Questions tagged as ['sha-3']

SHA-3, also known as Keccak, is a cryptographic hash function standardized by NIST as a new alternative to the SHA-2 hash function family.
Score: 2
Katoptriss avatar
Clarification about the iota function of SHA-3
cn flag

I am trying to implement SHA-3 using this document and have a question about the iota step.

This step consists in a single XOR between the central (0, 0) lane of the state (illustration of the state p.8 if needed) and a round constant. In other terms:

for z in [0, w[:
    let new_state(0, 0, z) = state(0, 0, z) ^ RC[z]

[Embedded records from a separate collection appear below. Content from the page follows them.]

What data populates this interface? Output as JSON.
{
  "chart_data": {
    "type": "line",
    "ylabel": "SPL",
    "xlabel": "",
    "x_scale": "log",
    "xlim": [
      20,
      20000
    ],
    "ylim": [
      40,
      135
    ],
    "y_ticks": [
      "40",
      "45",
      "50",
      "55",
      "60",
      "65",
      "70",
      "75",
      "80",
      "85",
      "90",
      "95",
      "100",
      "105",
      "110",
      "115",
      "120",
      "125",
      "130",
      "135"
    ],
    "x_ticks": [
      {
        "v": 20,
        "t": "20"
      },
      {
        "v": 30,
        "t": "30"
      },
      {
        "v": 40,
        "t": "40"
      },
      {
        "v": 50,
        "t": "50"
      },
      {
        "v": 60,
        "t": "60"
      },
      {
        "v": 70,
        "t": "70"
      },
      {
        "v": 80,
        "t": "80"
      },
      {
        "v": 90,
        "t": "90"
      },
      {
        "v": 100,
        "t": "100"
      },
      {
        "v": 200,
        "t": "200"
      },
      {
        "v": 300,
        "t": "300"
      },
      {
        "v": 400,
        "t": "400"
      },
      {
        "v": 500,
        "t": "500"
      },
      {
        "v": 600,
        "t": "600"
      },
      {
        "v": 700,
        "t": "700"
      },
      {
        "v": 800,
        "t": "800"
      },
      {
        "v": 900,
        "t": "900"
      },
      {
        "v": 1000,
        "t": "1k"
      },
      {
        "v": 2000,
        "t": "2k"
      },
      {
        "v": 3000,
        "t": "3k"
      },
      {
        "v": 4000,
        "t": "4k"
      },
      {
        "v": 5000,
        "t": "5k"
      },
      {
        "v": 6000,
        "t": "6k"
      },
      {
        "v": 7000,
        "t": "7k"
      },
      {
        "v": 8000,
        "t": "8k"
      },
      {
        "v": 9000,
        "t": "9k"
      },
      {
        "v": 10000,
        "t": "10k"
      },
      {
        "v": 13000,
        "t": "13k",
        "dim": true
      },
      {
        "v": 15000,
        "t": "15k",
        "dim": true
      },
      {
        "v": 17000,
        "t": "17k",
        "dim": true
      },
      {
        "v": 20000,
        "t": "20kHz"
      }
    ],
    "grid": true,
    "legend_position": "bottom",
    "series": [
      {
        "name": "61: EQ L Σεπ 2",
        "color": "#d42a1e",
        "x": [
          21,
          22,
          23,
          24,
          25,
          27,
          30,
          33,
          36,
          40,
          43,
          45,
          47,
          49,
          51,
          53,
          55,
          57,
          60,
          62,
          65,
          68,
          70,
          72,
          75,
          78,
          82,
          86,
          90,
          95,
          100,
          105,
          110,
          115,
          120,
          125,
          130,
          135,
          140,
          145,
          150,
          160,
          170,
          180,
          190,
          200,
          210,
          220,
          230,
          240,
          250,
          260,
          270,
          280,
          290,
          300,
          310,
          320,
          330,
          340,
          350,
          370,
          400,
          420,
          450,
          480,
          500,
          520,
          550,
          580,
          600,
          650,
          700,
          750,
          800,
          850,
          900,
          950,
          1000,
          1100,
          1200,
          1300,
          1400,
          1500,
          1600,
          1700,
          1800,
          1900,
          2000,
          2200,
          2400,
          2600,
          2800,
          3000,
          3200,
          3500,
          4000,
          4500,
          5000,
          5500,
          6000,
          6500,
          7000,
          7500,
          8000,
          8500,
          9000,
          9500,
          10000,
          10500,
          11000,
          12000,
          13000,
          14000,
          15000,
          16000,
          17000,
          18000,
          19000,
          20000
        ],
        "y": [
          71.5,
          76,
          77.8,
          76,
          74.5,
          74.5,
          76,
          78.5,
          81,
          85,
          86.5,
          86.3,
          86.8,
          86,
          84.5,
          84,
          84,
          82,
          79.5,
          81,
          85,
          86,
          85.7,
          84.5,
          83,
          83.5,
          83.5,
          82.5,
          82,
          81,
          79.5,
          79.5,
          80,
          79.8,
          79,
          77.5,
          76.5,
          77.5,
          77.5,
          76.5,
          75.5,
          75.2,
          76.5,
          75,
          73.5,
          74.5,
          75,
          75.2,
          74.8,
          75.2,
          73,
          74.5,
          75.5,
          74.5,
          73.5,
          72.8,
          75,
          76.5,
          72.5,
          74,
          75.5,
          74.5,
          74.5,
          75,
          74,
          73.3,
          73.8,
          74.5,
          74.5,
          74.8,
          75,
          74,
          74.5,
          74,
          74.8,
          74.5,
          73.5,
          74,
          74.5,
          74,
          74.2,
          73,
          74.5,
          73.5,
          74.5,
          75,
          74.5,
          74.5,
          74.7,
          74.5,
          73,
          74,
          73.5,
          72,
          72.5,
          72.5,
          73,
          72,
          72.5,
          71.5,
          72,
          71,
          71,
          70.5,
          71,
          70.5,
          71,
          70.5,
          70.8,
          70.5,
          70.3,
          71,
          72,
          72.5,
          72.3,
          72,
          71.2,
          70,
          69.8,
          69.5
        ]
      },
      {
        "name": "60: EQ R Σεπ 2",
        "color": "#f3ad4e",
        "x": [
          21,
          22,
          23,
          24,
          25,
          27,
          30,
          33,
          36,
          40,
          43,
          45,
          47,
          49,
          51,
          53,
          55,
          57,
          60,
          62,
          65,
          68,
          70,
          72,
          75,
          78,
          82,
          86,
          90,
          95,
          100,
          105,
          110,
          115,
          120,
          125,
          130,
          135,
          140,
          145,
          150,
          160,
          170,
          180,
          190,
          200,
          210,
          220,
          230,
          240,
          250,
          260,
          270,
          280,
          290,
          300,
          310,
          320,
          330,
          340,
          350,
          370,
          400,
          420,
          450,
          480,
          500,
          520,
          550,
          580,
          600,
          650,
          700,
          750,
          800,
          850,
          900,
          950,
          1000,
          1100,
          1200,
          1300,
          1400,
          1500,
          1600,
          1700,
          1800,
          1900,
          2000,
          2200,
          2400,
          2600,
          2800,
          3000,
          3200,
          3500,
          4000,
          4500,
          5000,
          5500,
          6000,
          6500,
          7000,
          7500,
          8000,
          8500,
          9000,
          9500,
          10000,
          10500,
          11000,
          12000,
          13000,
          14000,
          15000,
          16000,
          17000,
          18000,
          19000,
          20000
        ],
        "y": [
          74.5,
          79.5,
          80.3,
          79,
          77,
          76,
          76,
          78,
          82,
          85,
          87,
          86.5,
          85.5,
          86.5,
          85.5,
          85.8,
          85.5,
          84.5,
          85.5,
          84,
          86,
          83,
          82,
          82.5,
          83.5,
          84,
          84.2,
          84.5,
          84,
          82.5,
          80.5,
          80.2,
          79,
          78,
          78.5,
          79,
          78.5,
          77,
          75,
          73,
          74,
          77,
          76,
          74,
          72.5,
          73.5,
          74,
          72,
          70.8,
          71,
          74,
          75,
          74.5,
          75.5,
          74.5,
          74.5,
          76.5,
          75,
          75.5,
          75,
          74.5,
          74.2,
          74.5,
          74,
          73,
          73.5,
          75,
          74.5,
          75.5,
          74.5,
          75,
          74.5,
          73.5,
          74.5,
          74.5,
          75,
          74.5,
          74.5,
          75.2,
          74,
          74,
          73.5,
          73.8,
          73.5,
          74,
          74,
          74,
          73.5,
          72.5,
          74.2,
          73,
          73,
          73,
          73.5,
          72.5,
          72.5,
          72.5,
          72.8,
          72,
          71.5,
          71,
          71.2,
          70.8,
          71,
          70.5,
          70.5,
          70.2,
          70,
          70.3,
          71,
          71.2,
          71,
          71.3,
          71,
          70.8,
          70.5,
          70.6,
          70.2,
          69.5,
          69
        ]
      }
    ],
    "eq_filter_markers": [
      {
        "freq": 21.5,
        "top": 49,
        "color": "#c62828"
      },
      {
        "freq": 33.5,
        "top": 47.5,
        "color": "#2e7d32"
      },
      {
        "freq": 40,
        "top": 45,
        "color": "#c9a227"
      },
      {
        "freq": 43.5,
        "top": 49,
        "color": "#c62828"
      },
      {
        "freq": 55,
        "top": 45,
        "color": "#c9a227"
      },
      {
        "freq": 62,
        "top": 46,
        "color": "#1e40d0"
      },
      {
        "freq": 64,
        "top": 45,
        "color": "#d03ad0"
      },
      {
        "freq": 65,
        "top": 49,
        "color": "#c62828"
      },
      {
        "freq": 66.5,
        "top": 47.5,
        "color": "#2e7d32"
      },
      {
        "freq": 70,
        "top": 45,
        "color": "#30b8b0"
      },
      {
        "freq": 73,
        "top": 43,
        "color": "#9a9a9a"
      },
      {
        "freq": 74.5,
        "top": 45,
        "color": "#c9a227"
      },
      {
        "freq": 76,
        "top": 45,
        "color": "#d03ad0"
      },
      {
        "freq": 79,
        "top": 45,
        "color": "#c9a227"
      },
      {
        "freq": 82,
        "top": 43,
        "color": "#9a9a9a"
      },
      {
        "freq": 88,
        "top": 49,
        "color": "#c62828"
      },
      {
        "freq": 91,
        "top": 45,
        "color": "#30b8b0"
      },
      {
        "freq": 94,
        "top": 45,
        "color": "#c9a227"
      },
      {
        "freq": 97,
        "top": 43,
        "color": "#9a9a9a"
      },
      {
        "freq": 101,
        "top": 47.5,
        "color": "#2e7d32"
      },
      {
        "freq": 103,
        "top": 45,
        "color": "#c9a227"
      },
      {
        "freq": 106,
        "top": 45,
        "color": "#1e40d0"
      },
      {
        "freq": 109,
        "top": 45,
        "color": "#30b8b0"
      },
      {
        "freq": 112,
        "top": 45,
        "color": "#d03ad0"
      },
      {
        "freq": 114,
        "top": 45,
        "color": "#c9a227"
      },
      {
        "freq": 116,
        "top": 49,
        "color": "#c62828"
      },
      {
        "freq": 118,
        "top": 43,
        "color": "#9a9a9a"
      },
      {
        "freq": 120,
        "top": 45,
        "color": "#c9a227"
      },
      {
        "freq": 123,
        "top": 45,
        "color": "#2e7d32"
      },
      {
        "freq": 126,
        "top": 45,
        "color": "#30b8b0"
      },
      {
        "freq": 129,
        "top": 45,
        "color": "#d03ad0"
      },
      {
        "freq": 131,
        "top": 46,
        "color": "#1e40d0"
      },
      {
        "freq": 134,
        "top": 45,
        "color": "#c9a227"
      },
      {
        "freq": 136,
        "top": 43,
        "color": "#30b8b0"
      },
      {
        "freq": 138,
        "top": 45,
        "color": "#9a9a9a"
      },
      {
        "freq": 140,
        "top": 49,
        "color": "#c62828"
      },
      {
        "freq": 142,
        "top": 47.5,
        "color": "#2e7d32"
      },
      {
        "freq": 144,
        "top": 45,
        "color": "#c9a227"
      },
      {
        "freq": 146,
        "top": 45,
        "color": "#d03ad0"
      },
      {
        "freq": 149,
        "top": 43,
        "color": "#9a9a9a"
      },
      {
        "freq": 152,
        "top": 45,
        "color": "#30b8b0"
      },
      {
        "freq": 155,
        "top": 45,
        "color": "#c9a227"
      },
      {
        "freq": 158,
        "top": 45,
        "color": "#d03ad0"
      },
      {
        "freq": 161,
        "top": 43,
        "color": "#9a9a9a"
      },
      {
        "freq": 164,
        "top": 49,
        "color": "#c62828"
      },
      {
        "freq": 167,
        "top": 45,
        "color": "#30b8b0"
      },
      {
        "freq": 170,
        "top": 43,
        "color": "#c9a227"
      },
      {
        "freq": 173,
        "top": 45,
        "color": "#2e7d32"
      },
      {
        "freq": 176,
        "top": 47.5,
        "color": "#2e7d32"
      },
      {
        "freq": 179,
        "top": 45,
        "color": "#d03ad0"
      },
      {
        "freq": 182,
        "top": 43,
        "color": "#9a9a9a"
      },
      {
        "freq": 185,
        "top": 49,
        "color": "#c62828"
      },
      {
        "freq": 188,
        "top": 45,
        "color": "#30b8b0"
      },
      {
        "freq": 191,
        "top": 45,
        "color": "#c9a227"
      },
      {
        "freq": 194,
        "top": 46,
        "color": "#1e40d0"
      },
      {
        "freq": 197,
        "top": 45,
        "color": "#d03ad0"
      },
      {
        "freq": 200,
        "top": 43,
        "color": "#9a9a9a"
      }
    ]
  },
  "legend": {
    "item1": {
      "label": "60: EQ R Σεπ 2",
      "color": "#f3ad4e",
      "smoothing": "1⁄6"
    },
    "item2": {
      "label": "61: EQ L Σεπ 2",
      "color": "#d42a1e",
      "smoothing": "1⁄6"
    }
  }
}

where RC is viewed as a bit string.

The first round constant of the first round is 1, ...

Score: 0
dade avatar
What is the difference between HMAC-SHA3-512 and KMAC?
bt flag

Reading through the wikipedia entry for HMAC I see that SHA-3 can be used with the HMAC algorithm to give HMAC-SHA3-512.

I also know that there is KMAC, which from my understanding is a MAC construction designed specifically for KECCAK, basically SHA-3 and it makes use of CSHAKE.

Question now is what would be the difference between HMAC-SHA3-512 and KMAC? And when should one be used over the other? ...

Score: 4
Finlay Weber avatar
Is KMAC just SHA-3-256(KEY || message)
ng flag

According to keccak strengths you have:

Unlike SHA-1 and SHA-2, Keccak does not have the length-extension weakness, hence does not need the HMAC nested construction. Instead, MAC computation can be performed by simply prepending the message with the key.

Meaning I can get a MAC of a message by just computing $\operatorname{SHA-3-256}(KEY \mathbin\| message)$. If this is the case, why then does

Score: 1
cryptobeginner avatar
Exact security requirements for extendable output functions (XOF)?
cn flag

In the FIPS202 document "SHA-3 Standard: Permutation-Based Hash and Extendable-Output Functions" an extendable-output functions is defined as:

An extendable-output function (XOF) is a function on bit strings (also called messages) in which the output can be extended to any desired length.

That is all the definition I could find on that. However, this definition does not capture the notion that the bi ...

Score: 0
Finlay Weber avatar
How do I use XOF (SHAKE and cSHAKE) in openssl CLI and JavaScript
ng flag

I am learning about hash functions and I just read about XOF (namely shake and cShake).

I will like to test this functions out by myself but I can't seem to find how to use it via the OpenSSL CLI or using a JavaScript library.

The JavaScript library I am using is but it does not seem to support XOF.

So how do I use XOF (SHAKE and cSHAKE) in openssl CLI and JavaSc ...

Score: 10
Arturo Roman avatar
Why is SHA3 more secure than SHA2?
in flag

Why are SHA3 algorithms considered more secure than their SHA2 counterparts? Surely in part, it is due to their resistance to length extension attacks. But specifically, when considering collision resistance they have the same O(n) attack times.

Is it because they are more resistant to preimage attacks?

Score: 0
Jaime avatar
Using hash of data as proof of integrity and preventing collision
us flag

Rather than storing user data when interacting with an app, I am storing the SHA3-256 of the data. This is because data storage in this particular environment is very limited.

The data can be several variables, e.g., a, b, and, c, but instead of saving them individually, I save the hash of the concatenation: SHA3(a,b,c).

When the user wants to interact with the system, they should send the variables ...

Score: -2
Arturo Roman avatar
What are the security flaws of SHA?
in flag

I have been researching SHA algorithms extensively, specifically SHA1, SHA2-256, SHA2-512, SHA3-256, and SHA3-512, and have found many instances of successful collision attacks as well as methods.

In my list are the following:

  • Brute Force attacks
    • Birthday attacks
    • Yuval's Birthday attack (improved birthday attack with different conditions)
  • Reduced round attacks
    • Successful on attacks on all SHA al ...